Not gonna lie… that’s geeky. 🙂 And I don’t expect that many reading this will be able to do it. But, you can always hire a coder to get it done for you.

In essence, the data you need is almost always there. It is just disconnected. And sometimes the act of connecting it and displaying it into an easy way requires you to do programming to make different systems talk to each other and make calculations based on that.

It is what it is. 🙂

Focus On The Numbers

I’ll end off with this…

It is highly important that you manage and grow your blog-based online business using real metrics. Not fuzzy feelings or cute little metrics like blog comments, but real metrics which matter.

That is, if you’re in this for the purpose of business. 🙂

You could go around and track your core numbers manually. You could even keep a running record of them in a spreadsheet and even have a virtual assistant update it for you. Good old “human automation” at work. 😉

But, if you want to take it up a notch, consider taking the time to set up a dashboard.

It is like the instrument panel for your business. Your car has one. Planes have one. Your business should, too.

If you want to dive deeper into this with me, consider joining us inside the Blog Monetization Lab. Very soon, I am going to be doing an instructional series and turn it into a new Action Plan… and it will be how to set up a dashboard like this.
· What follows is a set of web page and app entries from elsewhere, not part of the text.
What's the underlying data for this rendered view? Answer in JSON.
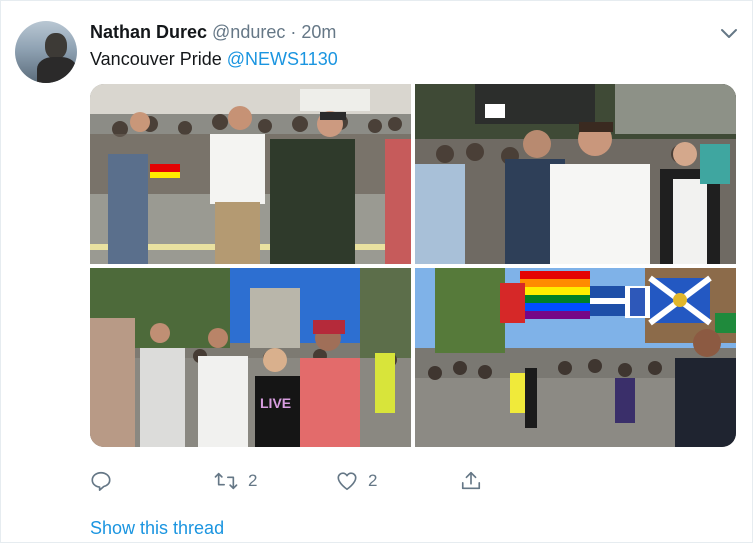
{
  "tweet": {
    "author_name": "Nathan Durec",
    "author_handle": "@ndurec",
    "separator": "·",
    "time": "20m",
    "text_prefix": "Vancouver Pride ",
    "mention": "@NEWS1130"
  },
  "media": {
    "count": 4,
    "flag_colors": [
      "#e40303",
      "#ff8c00",
      "#ffed00",
      "#008026",
      "#004dff",
      "#750787"
    ]
  },
  "actions": {
    "reply_count": "",
    "retweet_count": "2",
    "like_count": "2"
  },
  "thread_link": "Show this thread",
  "icons": [
    "caret-down-icon",
    "reply-icon",
    "retweet-icon",
    "like-icon",
    "share-icon"
  ],
  "colors": {
    "accent": "#1b95e0",
    "muted": "#657786",
    "text": "#14171a",
    "border": "#e6ecf0"
  }
}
And in it, I’m going to be sharing exact scripts and getting deeper into the technicals on how to do it. If you want to be a part of it, you’ll need to be a Lab member. 🙂

One Comment

  1. Nice read, you explain how to setup gathering these metric very well. However, I do think it is important that you first define how and which metrics are drivers for change. Very often webmaster become too caught up in for example link building whilst forgetting about the picture: ‘building value for the end-user’.

    One way to do this is to make a plan containing at least which metrics in which timeframe and how much they should increase. As well as defining a plan to get there.

Leave a Reply